If you’ve had a rotator cuff tear repaired but it didn’t heal and/or it tore again, should you go for a second (revision) surgery to repair the recurrent tear? This is one of the few reports on the results of those patients who do go ahead and have the second procedure. Does the tendon heal after the second operation? What are the results in terms of pain, shoulder function, and motion? Let’s find out.
In this study 21 patients with failed rotator cuff surgery (either because of failure of tendon healing or due to a retear of the previously repaired tendon) had a second operation to try and correct the problem. No one rushed into the second surgery. They all tried at least six-months of rehab after the first repair. But persistent pain and loss of motion and function sent them back to the surgeon for help.
But what’s best? Learn to live with the limitations? Keep trying rehab? Or have another operation that may or may not work? Having some idea of how others have fared after a second surgical attempt might help surgeons know how to advise their patients in this type of situation.
There was nothing special or unusual about the patients who had the revision surgery. They included men and women ranging from 47 to 73 years old. Slightly more than half had the injury on their dominant side. Most were treated the first time somewhere else and were now being sent to the Shoulder and Elbow Department of Orthopaedic Surgery at Washington University in St. Louis.
Because this is a teaching hospital involved in research, patients were assessed, tested, and questioned thoroughly to gather baseline information before treatment. They were retested after surgery to evaluate before and after results. Ultrasound imaging was done a year after the revision surgery to take a look at the healing tendon.
The exact revision surgery varied from patient-to-patient depending on what the surgeon found when looking inside the shoulder. And there was a wide range of problems present: biceps tendons torn fully and retracted too far to repair, cartilage holes and tears, complete tears of one or more tendons, degenerative changes in other tendons, irregular bone edges. Everything was carefully repaired or reconstructed and the patients all went back to rehab once again.
Rehab was a slow, but steady process supervised by a physical therapist in consultation with the surgeon.
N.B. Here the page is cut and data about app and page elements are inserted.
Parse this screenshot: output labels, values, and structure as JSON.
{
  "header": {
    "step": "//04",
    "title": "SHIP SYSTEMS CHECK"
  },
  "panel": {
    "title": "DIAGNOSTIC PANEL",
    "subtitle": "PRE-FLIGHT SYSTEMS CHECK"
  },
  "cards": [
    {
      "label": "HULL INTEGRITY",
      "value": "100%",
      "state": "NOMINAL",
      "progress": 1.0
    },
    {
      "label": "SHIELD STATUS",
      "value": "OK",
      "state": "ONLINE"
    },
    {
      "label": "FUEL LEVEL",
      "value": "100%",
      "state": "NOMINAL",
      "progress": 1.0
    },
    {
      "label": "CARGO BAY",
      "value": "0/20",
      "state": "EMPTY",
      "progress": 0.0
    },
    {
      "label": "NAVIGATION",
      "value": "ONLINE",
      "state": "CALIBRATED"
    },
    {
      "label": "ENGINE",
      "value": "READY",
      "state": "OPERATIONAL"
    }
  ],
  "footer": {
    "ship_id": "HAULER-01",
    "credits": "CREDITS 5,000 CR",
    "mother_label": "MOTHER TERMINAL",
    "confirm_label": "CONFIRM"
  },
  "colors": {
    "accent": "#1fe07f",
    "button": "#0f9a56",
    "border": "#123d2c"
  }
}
After six weeks in a sling and pillow to hold the arm in slight abduction (away from the side), the therapist moved the shoulder joint through its motions passively (without the patient’s assistance). Patients weren’t allowed to help move the arm for a full 12 weeks after surgery. By the end of four months, they could start a strengthening program. The therapist helped each patient prepare to return to work and created a rehab program that would enable them to meet individual work demands.
And the results? Well, almost everyone did get pain relief and improved motion and function. Most of the patients improved enough to be able to return to work, play a sport if so desired, and resume daily activities. But less than half (48 per cent) had an intact repair as seen on ultrasound. Five of the 21 patients (about 25 per cent of the group) considered themselves disabled. With ongoing pain, they just weren’t able to even do their daily activities.
The surgeons found that single-tendon repairs were more likely to be successful than multiple-tendon repairs. In fact, statistical analysis showed that 70 per cent of the single-tendon repairs were in good shape. Only 27 per cent of the multiple tendon repairs made it. Intact tendons did improve shoulder strength. The older the patient, the greater the chance of a poor outcome.
And in the end, even for those whose revision surgery wasn’t completely successful, the patients were better off than before surgery with less pain and more function. Would the surgeons recommend revision surgery in all cases? Maybe not — patients with multiple tears should be advised that surgery might improve their pain more than their function.
Older adults with multiple tears may not have the full result desired. With massive tears of more than one tendon, surgeons may advise this group that the damage cannot be repaired. For those who do have a revision operation, a slow but steady progression in rehab may be best. Giving the repaired tendon(s) time to heal before stressing them may yield better results than a more aggressive program.